They don't publicize the statistics, but my informal and anecdotal survey suggests that on the order of 1000's attempt Mt. Kili, 100's actually arrive at the crater rim, and 10's die. I heard that eight people died in December during the millennial climb. One woman died of HAPE on January 1, after she and her husband insisted on continuing to climb against their guide's recommendation.


Admiring the Active of All Ages (2000-03-07/08)

Mamas on KilimanjaroAfter the stories of beasts, beatings, bribes, and bugs, I wanted to share more inspirational stories of east Africa. At Marangu Hotel I met Betty and Ruth. Betty Leavengood is a freelance writer from Arizona. (She is the author of Grand Canyon Women and Tucson Hiking Guide--in a second edition.) She and her friend, Ruth, were "the two mamas." ("Mama" is a respectful form of address for any women old enough to have children). Betty and Ruth climbed Mount Kilimanjaro at the same time I did--to more than 4 500 m at the saddle between Kibo and Mawenzi. I was able to take a picture at Mandara with Ruth on the left and Betty on the right.

Betty says, "We old folks should give you youngsters hope for your old age." They gave me hope, at least. After climbing Kilimanjaro, Ruth went to Haiti. Betty wrote:
My friend Ruth had a great time in Haiti. To her, having a great time means being dumped in the middle of nowhere by the jeep driver supposedly taking her to a hotel in another town. He got angry and left her and her daughter. They were rescued by a policeman.
At the time Betty was working on another book about Arizona's mountaintops. She also planned a backpacking trip in the Grand Canyon over Easter.

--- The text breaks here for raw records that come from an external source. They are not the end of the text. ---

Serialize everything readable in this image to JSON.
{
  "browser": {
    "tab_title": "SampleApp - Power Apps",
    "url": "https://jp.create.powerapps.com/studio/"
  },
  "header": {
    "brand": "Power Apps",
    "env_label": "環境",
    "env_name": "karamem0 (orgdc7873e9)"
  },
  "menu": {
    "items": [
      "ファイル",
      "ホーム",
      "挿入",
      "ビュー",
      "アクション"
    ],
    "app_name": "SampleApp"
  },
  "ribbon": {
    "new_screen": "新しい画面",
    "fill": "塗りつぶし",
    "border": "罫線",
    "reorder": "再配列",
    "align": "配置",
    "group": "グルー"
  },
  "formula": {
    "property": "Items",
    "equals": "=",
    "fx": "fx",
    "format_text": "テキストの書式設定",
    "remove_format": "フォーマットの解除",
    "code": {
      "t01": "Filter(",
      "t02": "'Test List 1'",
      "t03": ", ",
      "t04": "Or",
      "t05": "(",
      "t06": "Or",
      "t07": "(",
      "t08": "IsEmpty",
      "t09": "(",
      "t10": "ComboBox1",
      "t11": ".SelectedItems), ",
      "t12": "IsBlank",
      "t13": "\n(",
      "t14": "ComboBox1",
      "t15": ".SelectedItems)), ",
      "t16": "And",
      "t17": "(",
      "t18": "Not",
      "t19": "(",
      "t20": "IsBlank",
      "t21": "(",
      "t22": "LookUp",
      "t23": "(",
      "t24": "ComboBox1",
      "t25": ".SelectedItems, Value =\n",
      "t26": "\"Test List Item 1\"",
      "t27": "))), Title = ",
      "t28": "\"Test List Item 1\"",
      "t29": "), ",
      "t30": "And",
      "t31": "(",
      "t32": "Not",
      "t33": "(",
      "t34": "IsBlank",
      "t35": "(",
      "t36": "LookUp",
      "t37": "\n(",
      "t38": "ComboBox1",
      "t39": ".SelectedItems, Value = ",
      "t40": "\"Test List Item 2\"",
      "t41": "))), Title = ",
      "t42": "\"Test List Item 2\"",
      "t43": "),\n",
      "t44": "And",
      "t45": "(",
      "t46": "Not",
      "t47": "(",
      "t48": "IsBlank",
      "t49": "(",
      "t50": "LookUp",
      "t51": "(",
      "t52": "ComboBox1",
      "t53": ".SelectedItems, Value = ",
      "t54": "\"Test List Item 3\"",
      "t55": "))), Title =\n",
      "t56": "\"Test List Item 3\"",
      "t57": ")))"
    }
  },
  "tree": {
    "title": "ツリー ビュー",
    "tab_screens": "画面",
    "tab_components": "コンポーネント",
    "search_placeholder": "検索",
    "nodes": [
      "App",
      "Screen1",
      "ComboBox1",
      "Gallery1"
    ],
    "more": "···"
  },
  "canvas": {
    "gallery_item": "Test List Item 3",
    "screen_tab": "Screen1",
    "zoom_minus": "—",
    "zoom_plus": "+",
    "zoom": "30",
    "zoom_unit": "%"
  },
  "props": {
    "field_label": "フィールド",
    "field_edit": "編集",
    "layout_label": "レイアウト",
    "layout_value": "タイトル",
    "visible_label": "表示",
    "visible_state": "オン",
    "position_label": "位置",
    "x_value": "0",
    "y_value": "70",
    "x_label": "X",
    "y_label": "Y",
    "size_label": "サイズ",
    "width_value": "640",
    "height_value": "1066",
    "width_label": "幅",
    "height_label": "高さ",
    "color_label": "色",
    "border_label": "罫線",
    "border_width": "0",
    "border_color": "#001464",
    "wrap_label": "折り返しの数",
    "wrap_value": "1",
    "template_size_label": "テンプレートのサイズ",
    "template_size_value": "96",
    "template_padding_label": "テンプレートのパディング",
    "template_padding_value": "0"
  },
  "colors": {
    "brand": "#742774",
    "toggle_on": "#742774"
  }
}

Wanting Longer in Africa (2000-03-06)

This is another story of Africa in March 2000: My business partner and I worked together at a civil engineering consulting firm in Bellevue, WA, before we started our current software development company. I've long loved travel, and it was while working at the consulting firm that I took a month off to go to east Africa. We were working on a telecommunications project at the time, and a month was all we could spare--not the six weeks I wanted. (Unlike my trip to Paris, we didn't determine a way to work abroad.) On the fifth day of my trip I sent this email message:
It hasn't rained for the last two days. I booked a Mt. Kili climb and a safari. The rain won't stop the Land Rovers on the latter. I just hope that I can work a camera with the remaining arm and leg after I've paid for it. In anticipation of the rain, and because KLM lost my tent somewhere, and because the known trustworthy trip agent is high-end, I'm going on the hut/lodge variety, rather than the budget tent variety of trek.
Are you *sure* that an extra two weeks here would put our work behind? :-)
I came back to Bellevue as planned at the end of March. Upon returning to the office, I learned that there was a stop-work order on the telecommunications project!